[[ DATA IN THIS EXERCISE, beginning ]]
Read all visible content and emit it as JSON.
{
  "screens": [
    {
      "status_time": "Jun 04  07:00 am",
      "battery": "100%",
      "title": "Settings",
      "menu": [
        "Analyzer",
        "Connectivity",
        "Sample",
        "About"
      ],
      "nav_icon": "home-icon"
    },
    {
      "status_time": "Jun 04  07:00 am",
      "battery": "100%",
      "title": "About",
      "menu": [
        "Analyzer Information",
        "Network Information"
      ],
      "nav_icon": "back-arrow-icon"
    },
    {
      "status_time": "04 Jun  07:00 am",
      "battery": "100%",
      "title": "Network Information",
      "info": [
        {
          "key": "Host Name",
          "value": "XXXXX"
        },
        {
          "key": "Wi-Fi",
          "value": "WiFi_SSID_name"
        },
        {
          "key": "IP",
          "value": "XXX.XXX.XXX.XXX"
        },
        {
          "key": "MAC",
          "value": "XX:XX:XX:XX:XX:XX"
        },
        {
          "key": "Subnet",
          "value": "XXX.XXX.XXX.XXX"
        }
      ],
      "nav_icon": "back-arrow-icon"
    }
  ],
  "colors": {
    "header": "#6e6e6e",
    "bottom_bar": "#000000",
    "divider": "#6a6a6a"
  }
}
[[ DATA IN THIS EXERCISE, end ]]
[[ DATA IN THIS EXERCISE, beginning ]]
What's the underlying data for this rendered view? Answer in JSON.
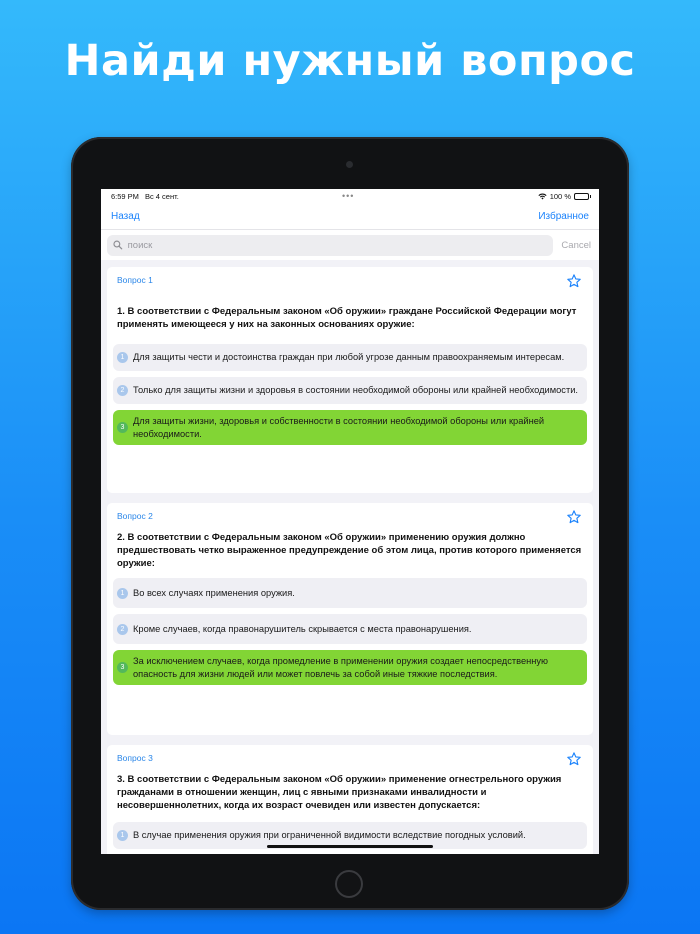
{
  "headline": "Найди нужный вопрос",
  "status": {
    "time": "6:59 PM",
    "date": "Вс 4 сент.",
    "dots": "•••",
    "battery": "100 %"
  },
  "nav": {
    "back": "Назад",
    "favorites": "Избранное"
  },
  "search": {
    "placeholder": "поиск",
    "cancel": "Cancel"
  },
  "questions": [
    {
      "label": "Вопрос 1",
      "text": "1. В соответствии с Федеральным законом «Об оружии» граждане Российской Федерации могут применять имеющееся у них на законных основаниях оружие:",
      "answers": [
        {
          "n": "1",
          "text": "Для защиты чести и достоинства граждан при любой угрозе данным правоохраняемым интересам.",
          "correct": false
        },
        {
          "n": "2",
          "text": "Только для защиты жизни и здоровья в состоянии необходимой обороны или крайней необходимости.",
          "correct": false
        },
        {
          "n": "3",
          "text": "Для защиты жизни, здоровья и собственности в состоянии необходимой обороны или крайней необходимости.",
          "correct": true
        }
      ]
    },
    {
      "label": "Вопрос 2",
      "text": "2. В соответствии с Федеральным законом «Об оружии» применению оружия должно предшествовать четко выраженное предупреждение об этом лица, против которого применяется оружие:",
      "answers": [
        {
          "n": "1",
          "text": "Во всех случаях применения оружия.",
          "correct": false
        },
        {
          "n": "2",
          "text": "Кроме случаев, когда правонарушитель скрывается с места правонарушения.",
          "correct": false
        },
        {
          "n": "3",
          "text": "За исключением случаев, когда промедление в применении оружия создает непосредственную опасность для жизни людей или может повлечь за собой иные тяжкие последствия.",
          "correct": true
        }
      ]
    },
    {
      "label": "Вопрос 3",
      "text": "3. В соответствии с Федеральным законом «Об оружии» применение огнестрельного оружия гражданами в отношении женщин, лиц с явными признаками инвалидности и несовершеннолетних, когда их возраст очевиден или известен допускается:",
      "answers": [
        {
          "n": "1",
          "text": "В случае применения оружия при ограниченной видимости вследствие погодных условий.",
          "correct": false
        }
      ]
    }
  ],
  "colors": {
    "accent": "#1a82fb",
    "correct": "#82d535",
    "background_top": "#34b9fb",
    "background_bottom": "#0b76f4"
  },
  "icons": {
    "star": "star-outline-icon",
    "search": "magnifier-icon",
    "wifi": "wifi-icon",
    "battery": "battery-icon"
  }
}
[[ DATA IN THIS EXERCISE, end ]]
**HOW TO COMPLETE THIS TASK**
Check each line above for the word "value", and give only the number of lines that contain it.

**RESPONSE AREA**
5